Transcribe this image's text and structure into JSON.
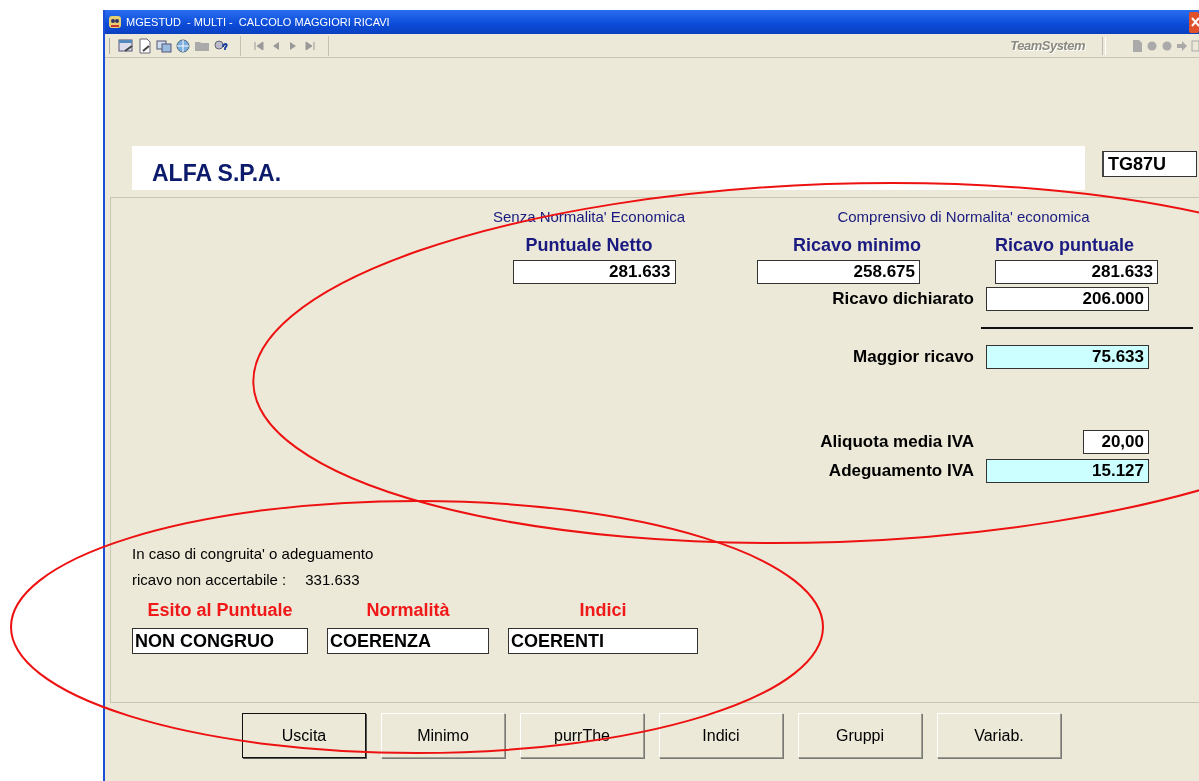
{
  "window": {
    "title": "MGESTUD  - MULTI -  CALCOLO MAGGIORI RICAVI",
    "logo": "TeamSystem"
  },
  "header": {
    "company": "ALFA S.P.A.",
    "code": "TG87U"
  },
  "results": {
    "group_left": "Senza Normalita' Economica",
    "group_right": "Comprensivo di Normalita' economica",
    "columns": [
      {
        "heading": "Puntuale Netto",
        "value": "281.633"
      },
      {
        "heading": "Ricavo minimo",
        "value": "258.675"
      },
      {
        "heading": "Ricavo puntuale",
        "value": "281.633"
      }
    ],
    "rows": [
      {
        "label": "Ricavo dichiarato",
        "value": "206.000",
        "highlighted": false,
        "kind": "wide"
      },
      {
        "label": "Maggior ricavo",
        "value": "75.633",
        "highlighted": true,
        "kind": "wide"
      },
      {
        "label": "Aliquota media IVA",
        "value": "20,00",
        "highlighted": false,
        "kind": "narrow"
      },
      {
        "label": "Adeguamento IVA",
        "value": "15.127",
        "highlighted": true,
        "kind": "wide"
      }
    ]
  },
  "note": {
    "line_1": "In caso di congruita' o adeguamento",
    "line_2": "ricavo non accertabile :",
    "value": "331.633"
  },
  "outcomes": [
    {
      "label": "Esito al Puntuale",
      "value": "NON CONGRUO"
    },
    {
      "label": "Normalità",
      "value": "COERENZA"
    },
    {
      "label": "Indici",
      "value": "COERENTI"
    }
  ],
  "buttons": [
    {
      "label": "Uscita",
      "default": true
    },
    {
      "label": "Minimo",
      "default": false
    },
    {
      "label": "purrThe",
      "default": false
    },
    {
      "label": "Indici",
      "default": false
    },
    {
      "label": "Gruppi",
      "default": false
    },
    {
      "label": "Variab.",
      "default": false
    }
  ]
}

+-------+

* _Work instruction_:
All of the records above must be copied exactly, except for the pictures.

* _Result of this exercise_:
Transcribe this image's text and structure into JSON.
{
  "window": {
    "title": "MGESTUD  - MULTI -  CALCOLO MAGGIORI RICAVI",
    "logo": "TeamSystem"
  },
  "header": {
    "company": "ALFA S.P.A.",
    "code": "TG87U"
  },
  "results": {
    "group_left": "Senza Normalita' Economica",
    "group_right": "Comprensivo di Normalita' economica",
    "columns": [
      {
        "heading": "Puntuale Netto",
        "value": "281.633"
      },
      {
        "heading": "Ricavo minimo",
        "value": "258.675"
      },
      {
        "heading": "Ricavo puntuale",
        "value": "281.633"
      }
    ],
    "rows": [
      {
        "label": "Ricavo dichiarato",
        "value": "206.000",
        "highlighted": false,
        "kind": "wide"
      },
      {
        "label": "Maggior ricavo",
        "value": "75.633",
        "highlighted": true,
        "kind": "wide"
      },
      {
        "label": "Aliquota media IVA",
        "value": "20,00",
        "highlighted": false,
        "kind": "narrow"
      },
      {
        "label": "Adeguamento IVA",
        "value": "15.127",
        "highlighted": true,
        "kind": "wide"
      }
    ]
  },
  "note": {
    "line_1": "In caso di congruita' o adeguamento",
    "line_2": "ricavo non accertabile :",
    "value": "331.633"
  },
  "outcomes": [
    {
      "label": "Esito al Puntuale",
      "value": "NON CONGRUO"
    },
    {
      "label": "Normalità",
      "value": "COERENZA"
    },
    {
      "label": "Indici",
      "value": "COERENTI"
    }
  ],
  "buttons": [
    {
      "label": "Uscita",
      "default": true
    },
    {
      "label": "Minimo",
      "default": false
    },
    {
      "label": "purrThe",
      "default": false
    },
    {
      "label": "Indici",
      "default": false
    },
    {
      "label": "Gruppi",
      "default": false
    },
    {
      "label": "Variab.",
      "default": false
    }
  ]
}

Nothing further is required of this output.